1. 
a. a detailed record of a voyage of a ship or aircraft
b. a record of the hours flown by pilots and aircrews
c. a book in which these records are made; logbook
2. 
a. a device consisting of a float with an attached line, formerly used to measure the speed of a ship
b. heave the log to determine a ship's speed with such a device
Collins Discovery Encyclopedia, 1st edition © HarperCollins Publishers 2005
The following article is from The Great Soviet Encyclopedia (1979). It might be outdated or ideologically biased.

Log

 

an urban-type settlement in Ilovlia Raion, Volgograd Oblast, RSFSR; a railroad station on the Volgograd-Povorino line. Log is the site of a fruit-canning plant.


Log

 

broadside (Russian, lag). (1) Log, a nautical apparatus for measuring the rate of motion of a ship and the distance traveled.

(2) Broadside, the position of a ship with the side toward the wind, waves, mooring (lines), and so on. For example, Russian stat’ lagom k volne means “to haul broadside onto the waves”; oshvartovat’sia lagom means “to moor a ship alongside another vessel.”

The Great Soviet Encyclopedia, 3rd Edition (1970-1979). © 2010 The Gale Group, Inc. All rights reserved.

log

[läg]
(communications)
A written record of radio and television station operating data, required by law.
(computer science)
A record of computer operating runs, including tapes used, control settings, halts, and other pertinent data.
(engineering)
The record of, or the act or process of recording, events or the type and characteristics of the rock penetrated in drilling a borehole as evidenced by the cuttings, core recovered, or information obtained from electronic devices.
(materials)
Unshaped timber either rough or squared.
(navigation)
An instrument for measuring the speed or distance or both traveled by a vessel.
A written record of the movements of a craft, with regard to courses, speeds, positions, and other information of interest to navigators, and of important happenings aboard the craft.
A written record of specific related information, such as that concerning performance of an instrument.
McGraw-Hill Dictionary of Scientific & Technical Terms, 6E, Copyright © 2003 by The McGraw-Hill Companies, Inc.

log

A record of activity.
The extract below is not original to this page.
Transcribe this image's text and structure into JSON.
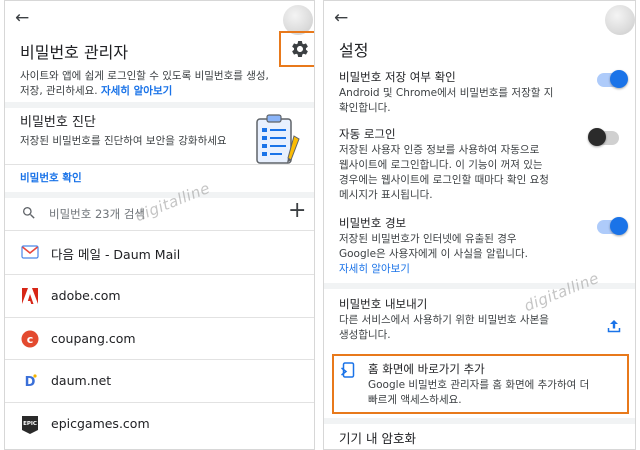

See log file.
Copyright © 1981-2019 by The Computer Language Company Inc. All Rights reserved. THIS DEFINITION IS FOR PERSONAL USE ONLY. All other reproduction is strictly prohibited without permission from the publisher.
References in periodicals archive ?
Custom-made scoring grid depicting the criteria assessed during the scoring and evaluation of all the 11 'Smart Logbooks' assessed.
It does not specify the type of logbook that a pilot must use--only that it is in a "manner acceptable to the Administrator." Before we go any further, we'll state unequivocally: Electronic logbooks are acceptable to the Administrator.
The correspondence in the SAMJ does not make it clear whether it is practice to have the logbooks scrutinised by the examiners.
The findings come from the ARCdoc research project, led by Sunderland University, which analyses historical logbooks recorded by explorers, whalers and merchants during expeditions between 1750 and 1850.
I've always sought to maintain impeccable logbooks, with receipts and all assorted paperwork, even though it not required.
The cruise logbook is a standardised record book that urges floating restaurant businesses in Dubai to record all their vessel operations for later use as a unified source of documented information.
But it's also critical you keep both your Shadow's TMs and unmanned aircraft systems-initiative (UAS-1) logbook current.
The perception surrounding ALS is that only items that are being maintained in the paper logbook must be built up in OOMA.
At the beginning of the courses, the tutor explained the specific objectives of the core curriculum and how to complete the logbooks. During the course, formative assessment and related feedback were noted down.
Even seasoned drivers considering software solutions to paper logbooks are experiencing economic pressures.